Bone and Soft Tissue Surgery

Bone and Soft Tissue Surgery

Before dental implants can be placed, the jaw needs to have enough bone, good soft tissue, and enough space. When these criteria are unable to be met, our surgeons have many other techniques—including bone grafting and soft tissue grafting—to improve opportunities for success. With bone grafting, the goal is to provide adequate bone height and width for implant placement. With soft tissue grafting, the goal is to augment thin soft tissue, or to introduce tougher soft tissue when it’s lacking.

The list to the right is an abridged list of the most common bone and soft tissue surgery related procedures managed by the highly trained, diverse group of specialists at HNSA. It is for patient information only and is not meant to be all-inclusive.

Banked (allogeneic bone)

When there is not enough bone for implant placement, or when a tooth is extracted and an implant is planned for the future, our surgeons can use bone-grafting techniques to augment the deficiency or preserve the existing bone dimensions. The most common form of bone graft material is pre-processed and banked bone graft material. When using banked bone, our surgeons use allograft (bone from human donors).

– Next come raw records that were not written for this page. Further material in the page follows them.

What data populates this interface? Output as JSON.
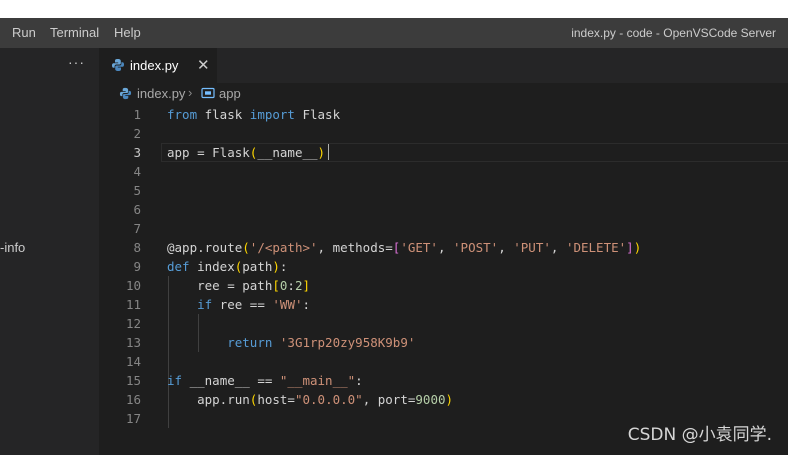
{
  "menubar": {
    "items": [
      "Run",
      "Terminal",
      "Help"
    ],
    "window_title": "index.py - code - OpenVSCode Server"
  },
  "sidebar": {
    "more_actions": "···",
    "partial_item": "-info"
  },
  "tabs": [
    {
      "label": "index.py",
      "icon": "python-file-icon",
      "close": "✕"
    }
  ],
  "breadcrumb": {
    "file": "index.py",
    "separator": "›",
    "symbol": "app",
    "symbol_icon": "symbol-variable-icon"
  },
  "editor": {
    "active_line": 3,
    "lines": [
      {
        "num": "1",
        "tokens": [
          {
            "text": "from",
            "kind": "keyword"
          },
          {
            "text": " flask ",
            "kind": "plain"
          },
          {
            "text": "import",
            "kind": "keyword"
          },
          {
            "text": " Flask",
            "kind": "plain"
          }
        ]
      },
      {
        "num": "2",
        "tokens": []
      },
      {
        "num": "3",
        "tokens": [
          {
            "text": "app = Flask",
            "kind": "plain"
          },
          {
            "text": "(",
            "kind": "bracket1"
          },
          {
            "text": "__name__",
            "kind": "plain"
          },
          {
            "text": ")",
            "kind": "bracket1"
          }
        ]
      },
      {
        "num": "4",
        "tokens": []
      },
      {
        "num": "5",
        "tokens": []
      },
      {
        "num": "6",
        "tokens": []
      },
      {
        "num": "7",
        "tokens": []
      },
      {
        "num": "8",
        "tokens": [
          {
            "text": "@app.route",
            "kind": "plain"
          },
          {
            "text": "(",
            "kind": "bracket1"
          },
          {
            "text": "'/<path>'",
            "kind": "string"
          },
          {
            "text": ", methods=",
            "kind": "plain"
          },
          {
            "text": "[",
            "kind": "bracket2"
          },
          {
            "text": "'GET'",
            "kind": "string"
          },
          {
            "text": ", ",
            "kind": "plain"
          },
          {
            "text": "'POST'",
            "kind": "string"
          },
          {
            "text": ", ",
            "kind": "plain"
          },
          {
            "text": "'PUT'",
            "kind": "string"
          },
          {
            "text": ", ",
            "kind": "plain"
          },
          {
            "text": "'DELETE'",
            "kind": "string"
          },
          {
            "text": "]",
            "kind": "bracket2"
          },
          {
            "text": ")",
            "kind": "bracket1"
          }
        ]
      },
      {
        "num": "9",
        "tokens": [
          {
            "text": "def",
            "kind": "keyword"
          },
          {
            "text": " index",
            "kind": "plain"
          },
          {
            "text": "(",
            "kind": "bracket1"
          },
          {
            "text": "path",
            "kind": "plain"
          },
          {
            "text": ")",
            "kind": "bracket1"
          },
          {
            "text": ":",
            "kind": "plain"
          }
        ]
      },
      {
        "num": "10",
        "tokens": [
          {
            "text": "    ree = path",
            "kind": "plain"
          },
          {
            "text": "[",
            "kind": "bracket1"
          },
          {
            "text": "0",
            "kind": "number"
          },
          {
            "text": ":",
            "kind": "plain"
          },
          {
            "text": "2",
            "kind": "number"
          },
          {
            "text": "]",
            "kind": "bracket1"
          }
        ]
      },
      {
        "num": "11",
        "tokens": [
          {
            "text": "    ",
            "kind": "plain"
          },
          {
            "text": "if",
            "kind": "keyword"
          },
          {
            "text": " ree == ",
            "kind": "plain"
          },
          {
            "text": "'WW'",
            "kind": "string"
          },
          {
            "text": ":",
            "kind": "plain"
          }
        ]
      },
      {
        "num": "12",
        "tokens": []
      },
      {
        "num": "13",
        "tokens": [
          {
            "text": "        ",
            "kind": "plain"
          },
          {
            "text": "return",
            "kind": "keyword"
          },
          {
            "text": " ",
            "kind": "plain"
          },
          {
            "text": "'3G1rp20zy958K9b9'",
            "kind": "string"
          }
        ]
      },
      {
        "num": "14",
        "tokens": []
      },
      {
        "num": "15",
        "tokens": [
          {
            "text": "if",
            "kind": "keyword"
          },
          {
            "text": " __name__ == ",
            "kind": "plain"
          },
          {
            "text": "\"__main__\"",
            "kind": "string"
          },
          {
            "text": ":",
            "kind": "plain"
          }
        ]
      },
      {
        "num": "16",
        "tokens": [
          {
            "text": "    app.run",
            "kind": "plain"
          },
          {
            "text": "(",
            "kind": "bracket1"
          },
          {
            "text": "host=",
            "kind": "plain"
          },
          {
            "text": "\"0.0.0.0\"",
            "kind": "string"
          },
          {
            "text": ", port=",
            "kind": "plain"
          },
          {
            "text": "9000",
            "kind": "number"
          },
          {
            "text": ")",
            "kind": "bracket1"
          }
        ]
      },
      {
        "num": "17",
        "tokens": []
      }
    ]
  },
  "watermark": "CSDN @小袁同学."
}
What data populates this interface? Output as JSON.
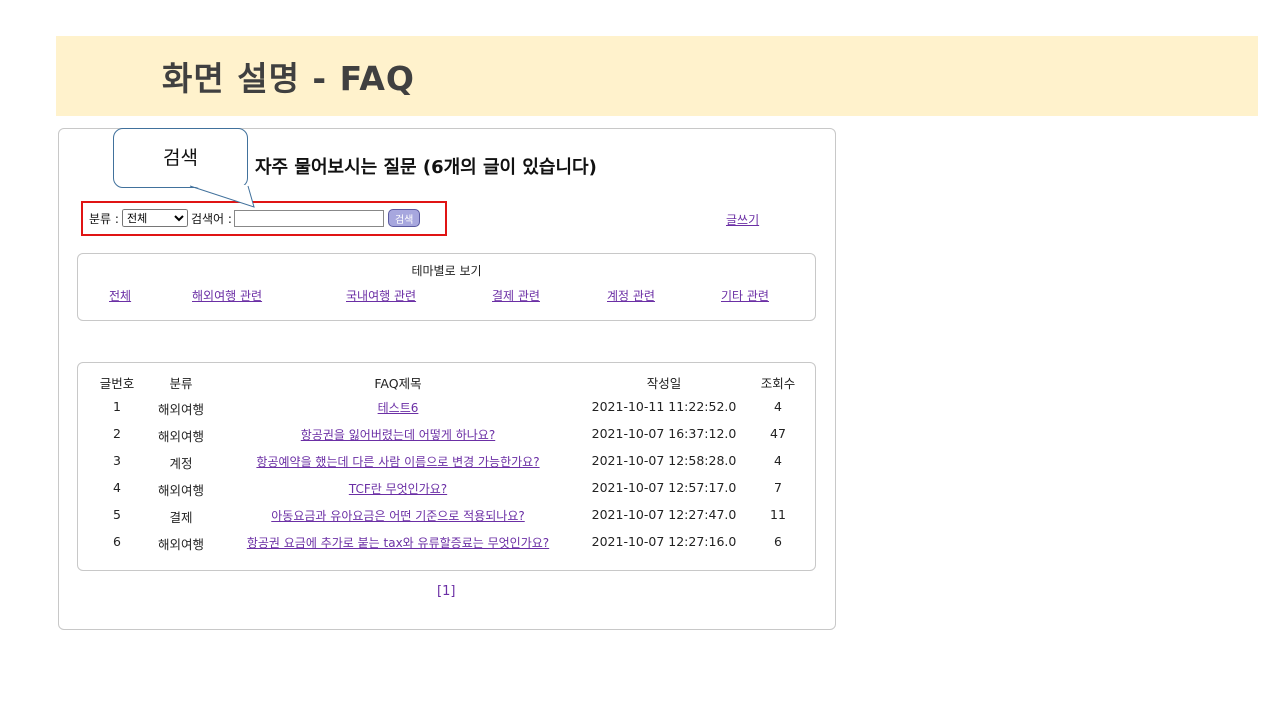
{
  "slide": {
    "title": "화면 설명 - FAQ"
  },
  "callout": {
    "label": "검색"
  },
  "page": {
    "heading": "자주 물어보시는 질문 (6개의 글이 있습니다)"
  },
  "search": {
    "category_label": "분류 :",
    "category_selected": "전체",
    "keyword_label": "검색어 :",
    "keyword_value": "",
    "button_label": "검색"
  },
  "write_link": "글쓰기",
  "theme": {
    "title": "테마별로 보기",
    "links": [
      "전체",
      "해외여행 관련",
      "국내여행 관련",
      "결제 관련",
      "계정 관련",
      "기타 관련"
    ]
  },
  "table": {
    "headers": [
      "글번호",
      "분류",
      "FAQ제목",
      "작성일",
      "조회수"
    ],
    "rows": [
      {
        "no": "1",
        "category": "해외여행",
        "title": "테스트6",
        "date": "2021-10-11 11:22:52.0",
        "views": "4"
      },
      {
        "no": "2",
        "category": "해외여행",
        "title": "항공권을 잃어버렸는데 어떻게 하나요?",
        "date": "2021-10-07 16:37:12.0",
        "views": "47"
      },
      {
        "no": "3",
        "category": "계정",
        "title": "항공예약을 했는데 다른 사람 이름으로 변경 가능한가요?",
        "date": "2021-10-07 12:58:28.0",
        "views": "4"
      },
      {
        "no": "4",
        "category": "해외여행",
        "title": "TCF란 무엇인가요?",
        "date": "2021-10-07 12:57:17.0",
        "views": "7"
      },
      {
        "no": "5",
        "category": "결제",
        "title": "아동요금과 유아요금은 어떤 기준으로 적용되나요?",
        "date": "2021-10-07 12:27:47.0",
        "views": "11"
      },
      {
        "no": "6",
        "category": "해외여행",
        "title": "항공권 요금에 추가로 붙는 tax와 유류할증료는 무엇인가요?",
        "date": "2021-10-07 12:27:16.0",
        "views": "6"
      }
    ]
  },
  "pager": {
    "label": "[1]"
  },
  "colors": {
    "banner": "#fff2cc",
    "highlight": "#e01414",
    "link": "#6b2fa5",
    "callout_border": "#41719c"
  }
}
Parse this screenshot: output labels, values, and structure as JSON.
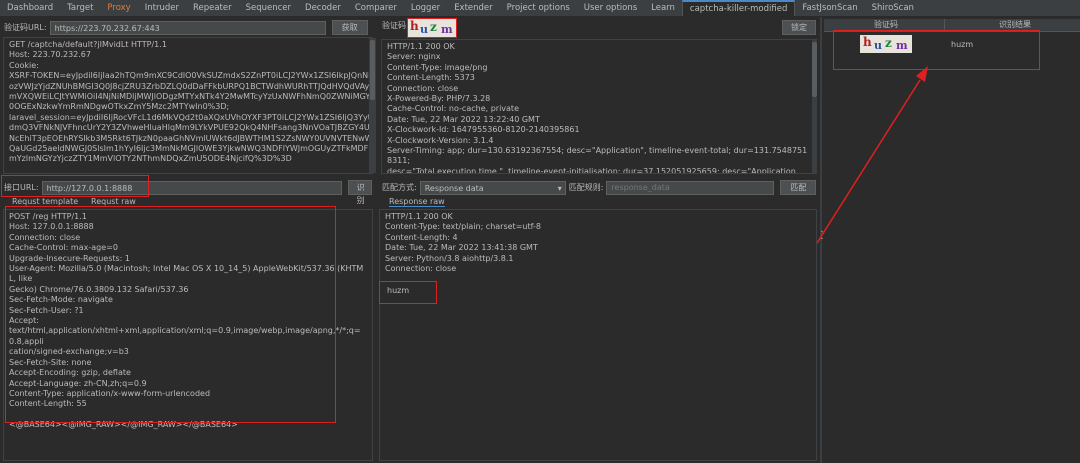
{
  "tabs": [
    "Dashboard",
    "Target",
    "Proxy",
    "Intruder",
    "Repeater",
    "Sequencer",
    "Decoder",
    "Comparer",
    "Logger",
    "Extender",
    "Project options",
    "User options",
    "Learn",
    "captcha-killer-modified",
    "FastJsonScan",
    "ShiroScan"
  ],
  "captcha_url": {
    "label": "验证码URL:",
    "value": "https://223.70.232.67:443",
    "button": "获取"
  },
  "captcha_label": "验证码:",
  "lock_button": "锁定",
  "captcha_text": "huzm",
  "request_top": [
    "GET /captcha/default?jIMvidLt HTTP/1.1",
    "Host: 223.70.232.67",
    "Cookie:",
    "XSRF-TOKEN=eyJpdiI6IjIaa2hTQm9mXC9CdlO0VkSUZmdxS2ZnPT0iLCJ2YWx1ZSI6IkpJQnNKZF",
    "ozVWJzYjdZNUhBMGI3Q0J8cjZRU3ZrbDZLQ0dDaFFkbURPQ1BCTWdhWURhTTJQdHVQdVAyb",
    "mVXQWEiLCJtYWMiOiI4NjNiMDljMWJlODgzMTYxNTk4Y2MwMTcyYzUxNWFhNmQ0ZWNiMGY",
    "0OGExNzkwYmRmNDgwOTkxZmY5Mzc2MTYwIn0%3D;",
    "laravel_session=eyJpdiI6IjRocVFcL1d6MkVQd2t0aXQxUVhOYXF3PT0iLCJ2YWx1ZSI6IjQ3YytMSk",
    "dmQ3VFNkNJVFhncUrY2Y3ZVhweHluaHlqMm9LYkVPUE92QkQ4NHFsang3NnVOaTJBZGY4UFN",
    "NcEhiT3pEOEhRYSIkb3M5Rkt6TJkzN0paaGhNVmlUWkt6dJBWTHM1S2ZsNWY0UVNVTENwWEI",
    "QaUGd25aeldNWGJ0SlsIm1hYyI6Ijc3MmNkMGJlOWE3YjkwNWQ3NDFlYWJmOGUyZTFkMDF",
    "mYzlmNGYzYjczZTY1MmVlOTY2NThmNDQxZmU5ODE4NjcifQ%3D%3D"
  ],
  "response_top": [
    "HTTP/1.1 200 OK",
    "Server: nginx",
    "Content-Type: image/png",
    "Content-Length: 5373",
    "Connection: close",
    "X-Powered-By: PHP/7.3.28",
    "Cache-Control: no-cache, private",
    "Date: Tue, 22 Mar 2022 13:22:40 GMT",
    "X-Clockwork-Id: 1647955360-8120-2140395861",
    "X-Clockwork-Version: 3.1.4",
    "Server-Timing: app; dur=130.63192367554; desc=\"Application\", timeline-event-total; dur=131.75487518311;",
    "desc=\"Total execution time.\", timeline-event-initialisation; dur=37.152051925659; desc=\"Application"
  ],
  "table": {
    "col1": "验证码",
    "col2": "识别结果",
    "rows": [
      {
        "result": "huzm"
      }
    ]
  },
  "api_url": {
    "label": "接口URL:",
    "value": "http://127.0.0.1:8888",
    "button": "识别"
  },
  "match": {
    "mode_label": "匹配方式:",
    "mode_value": "Response data",
    "rule_label": "匹配规则:",
    "rule_placeholder": "response_data",
    "button": "匹配"
  },
  "subtabs": {
    "template": "Requst template",
    "raw": "Requst raw",
    "response_raw": "Response raw"
  },
  "request_bottom": [
    "POST /reg HTTP/1.1",
    "Host: 127.0.0.1:8888",
    "Connection: close",
    "Cache-Control: max-age=0",
    "Upgrade-Insecure-Requests: 1",
    "User-Agent: Mozilla/5.0 (Macintosh; Intel Mac OS X 10_14_5) AppleWebKit/537.36 (KHTML, like",
    "Gecko) Chrome/76.0.3809.132 Safari/537.36",
    "Sec-Fetch-Mode: navigate",
    "Sec-Fetch-User: ?1",
    "Accept:",
    "text/html,application/xhtml+xml,application/xml;q=0.9,image/webp,image/apng,*/*;q=0.8,appli",
    "cation/signed-exchange;v=b3",
    "Sec-Fetch-Site: none",
    "Accept-Encoding: gzip, deflate",
    "Accept-Language: zh-CN,zh;q=0.9",
    "Content-Type: application/x-www-form-urlencoded",
    "Content-Length: 55",
    "",
    "<@BASE64><@IMG_RAW></@IMG_RAW></@BASE64>"
  ],
  "response_bottom": [
    "HTTP/1.1 200 OK",
    "Content-Type: text/plain; charset=utf-8",
    "Content-Length: 4",
    "Date: Tue, 22 Mar 2022 13:41:38 GMT",
    "Server: Python/3.8 aiohttp/3.8.1",
    "Connection: close"
  ],
  "response_body": "huzm",
  "colors": {
    "accent": "#e2793b",
    "highlight": "#e02020",
    "selection": "#4a88c7",
    "bg": "#2b2b2b"
  }
}
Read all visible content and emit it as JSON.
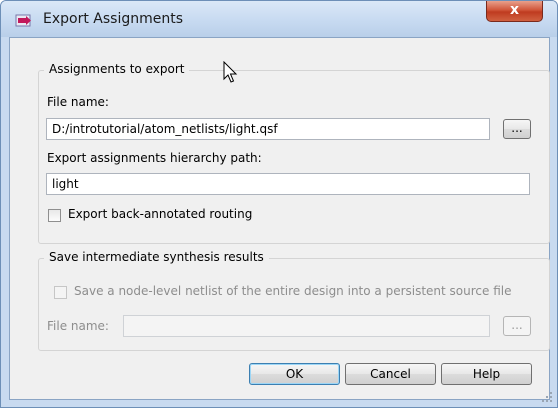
{
  "window": {
    "title": "Export Assignments",
    "close_glyph": "x"
  },
  "export_group": {
    "title": "Assignments to export",
    "file_name_label": "File name:",
    "file_name_value": "D:/introtutorial/atom_netlists/light.qsf",
    "browse_label": "...",
    "hierarchy_label": "Export assignments hierarchy path:",
    "hierarchy_value": "light",
    "routing_checkbox_label": "Export back-annotated routing",
    "routing_checked": false
  },
  "synthesis_group": {
    "title": "Save intermediate synthesis results",
    "netlist_checkbox_label": "Save a node-level netlist of the entire design into a persistent source file",
    "netlist_checked": false,
    "file_name_label": "File name:",
    "file_name_value": "",
    "browse_label": "..."
  },
  "buttons": {
    "ok": "OK",
    "cancel": "Cancel",
    "help": "Help"
  },
  "icons": {
    "app": "export-assignments-icon",
    "cursor": "mouse-pointer-icon",
    "grip": "resize-grip-icon"
  }
}
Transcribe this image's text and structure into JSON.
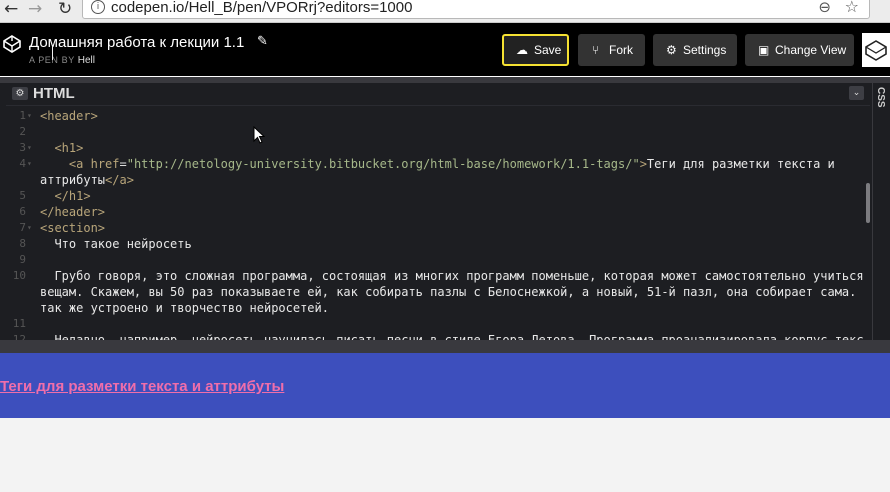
{
  "browser": {
    "back": "←",
    "forward": "→",
    "reload": "↻",
    "info_icon": "i",
    "url": "codepen.io/Hell_B/pen/VPORrj?editors=1000",
    "zoom_icon": "⊖",
    "star_icon": "☆"
  },
  "pen": {
    "title": "Домашняя работа к лекции 1.1",
    "edit_icon": "✎",
    "by_label": "A PEN BY",
    "author": "Hell"
  },
  "toolbar": {
    "save_label": "Save",
    "save_icon": "☁",
    "fork_label": "Fork",
    "fork_icon": "⑂",
    "settings_label": "Settings",
    "settings_icon": "⚙",
    "view_label": "Change View",
    "view_icon": "▣"
  },
  "editor": {
    "title": "HTML",
    "gear_icon": "⚙",
    "collapse_icon": "⌄",
    "side_tab": "CSS",
    "lines": [
      {
        "n": "1",
        "fold": "▾",
        "html": "<span class='tag'>&lt;header&gt;</span>"
      },
      {
        "n": "2",
        "fold": "",
        "html": ""
      },
      {
        "n": "3",
        "fold": "▾",
        "html": "  <span class='tag'>&lt;h1&gt;</span>"
      },
      {
        "n": "4",
        "fold": "▾",
        "html": "    <span class='tag'>&lt;a</span> <span class='attr'>href</span>=<span class='str'>\"http://netology-university.bitbucket.org/html-base/homework/1.1-tags/\"</span><span class='tag'>&gt;</span><span class='txt'>Теги для разметки текста и</span>"
      },
      {
        "n": "",
        "fold": "",
        "html": "<span class='txt'>аттрибуты</span><span class='tag'>&lt;/a&gt;</span>"
      },
      {
        "n": "5",
        "fold": "",
        "html": "  <span class='tag'>&lt;/h1&gt;</span>"
      },
      {
        "n": "6",
        "fold": "",
        "html": "<span class='tag'>&lt;/header&gt;</span>"
      },
      {
        "n": "7",
        "fold": "▾",
        "html": "<span class='tag'>&lt;section&gt;</span>"
      },
      {
        "n": "8",
        "fold": "",
        "html": "  <span class='txt'>Что такое нейросеть</span>"
      },
      {
        "n": "9",
        "fold": "",
        "html": ""
      },
      {
        "n": "10",
        "fold": "",
        "html": "  <span class='txt'>Грубо говоря, это сложная программа, состоящая из многих программ поменьше, которая может самостоятельно учиться разным</span>"
      },
      {
        "n": "",
        "fold": "",
        "html": "<span class='txt'>вещам. Скажем, вы 50 раз показываете ей, как собирать пазлы с Белоснежкой, а новый, 51-й пазл, она собирает сама. Примерно</span>"
      },
      {
        "n": "",
        "fold": "",
        "html": "<span class='txt'>так же устроено и творчество нейросетей.</span>"
      },
      {
        "n": "11",
        "fold": "",
        "html": ""
      },
      {
        "n": "12",
        "fold": "",
        "html": "  <span class='txt'>Недавно, например, нейросеть научилась писать песни в стиле Егора Летова. Программа проанализировала корпус текстов</span>"
      }
    ]
  },
  "preview": {
    "link_text": "Теги для разметки текста и аттрибуты"
  },
  "colors": {
    "preview_header_bg": "#3d4fbd",
    "preview_link": "#f06eaa",
    "save_border": "#f5e132"
  }
}
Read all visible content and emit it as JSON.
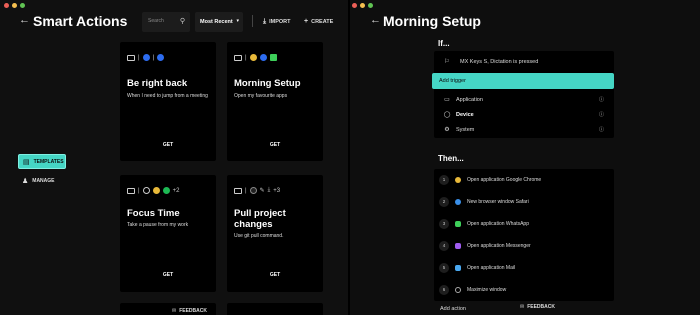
{
  "left_window": {
    "title": "Smart Actions",
    "search_placeholder": "Search",
    "sort": {
      "selected": "Most Recent"
    },
    "import_label": "IMPORT",
    "create_label": "CREATE",
    "sidebar": {
      "items": [
        {
          "label": "TEMPLATES",
          "active": true,
          "icon": "templates-icon"
        },
        {
          "label": "MANAGE",
          "active": false,
          "icon": "manage-icon"
        }
      ]
    },
    "cards": [
      {
        "title": "Be right back",
        "description": "When I need to jump from a meeting",
        "action": "GET",
        "extra": ""
      },
      {
        "title": "Morning Setup",
        "description": "Open my favourite apps",
        "action": "GET",
        "extra": ""
      },
      {
        "title": "Focus Time",
        "description": "Take a pause from my work",
        "action": "GET",
        "extra": "+2"
      },
      {
        "title": "Pull project changes",
        "description": "Use git pull command.",
        "action": "GET",
        "extra": "+3"
      }
    ],
    "feedback_label": "FEEDBACK"
  },
  "right_window": {
    "title": "Morning Setup",
    "if_label": "If...",
    "trigger": "MX Keys S, Dictation is pressed",
    "add_trigger_label": "Add trigger",
    "trigger_options": [
      {
        "label": "Application",
        "icon": "application-icon"
      },
      {
        "label": "Device",
        "icon": "device-icon"
      },
      {
        "label": "System",
        "icon": "system-icon"
      }
    ],
    "then_label": "Then...",
    "actions": [
      {
        "num": "1",
        "label": "Open application Google Chrome",
        "color": "#e8b93a"
      },
      {
        "num": "2",
        "label": "New browser window Safari",
        "color": "#3a8fe8"
      },
      {
        "num": "3",
        "label": "Open application WhatsApp",
        "color": "#3ecf5a"
      },
      {
        "num": "4",
        "label": "Open application Messenger",
        "color": "#a05cf0"
      },
      {
        "num": "5",
        "label": "Open application Mail",
        "color": "#4aa8f0"
      },
      {
        "num": "6",
        "label": "Maximize window",
        "color": "#666666"
      }
    ],
    "add_action_label": "Add action",
    "feedback_label": "FEEDBACK"
  },
  "colors": {
    "accent": "#45d6c5",
    "card_bg": "#000000",
    "window_bg": "#101010"
  }
}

Harvested Bone (autogenous bone)

Harvested bone is bone harvested from the patient at another surgical site. This form of bone graft has the advantage of having all three of the ideal components (calcium scaffold, growth factors, and osteoprogenitor cells). However, it also requires a second surgery site.

Ramus and Chin Donor Sites

When using harvested bone, ramus and chin are commonly used. One of the advantages of these harvest sites is that they are located within the mouth, leaving no external scars. However, the amount and quality of the bone is limited.

Iliac Crest Donor Site

The hipbone is an excellent source of a large amount of high quality bone. However, the surgical site is distant and leaves a small external scar along the hip line. Following surgery, there is also a moderate amount of pain and a brief period (1-2 weeks) of walking with a cane and limping.

Tibia Donor Site

The shin is a great source of primarily cancellous bone. The incision is quite small, and there is a moderate amount of postoperative pain and walking with a cane (about 1 week).

Gingival/Connective Tissue Grafting

When the tough gum tissue (keratinized gingiva) wrapped around your teeth is thin, there is a risk of recession around implants. In order to prevent the boundary between the implant and crown from becoming visible, we can perform a connective tissue graft to augment the gum’s thickness. This tissue can be harvested from the palate or there are also xenograft (made from porcine collagen) substitutes.

Vestibuloplasty

The vestibule is the space between your lip and your gums and serves as an important avenue for food and drink to flow while eating. It’s also necessary for dentures to seat and seal well. For long-time denture wearers, atrophy and loss of bone height can result in poorly fitting dentures because the vestibule often becomes shallow. A vestibuloplasty can increase the depth of the ‘valley’ of the vestibule, allowing for a better denture fit.

Removal of Tori

Many patients have bony outgrowths in their upper or lower jaws—called tori. For patients without teeth, these can impede denture fitting. We can remove these outgrowths, allowing your dentist or prosthodontist to make a denture that fits.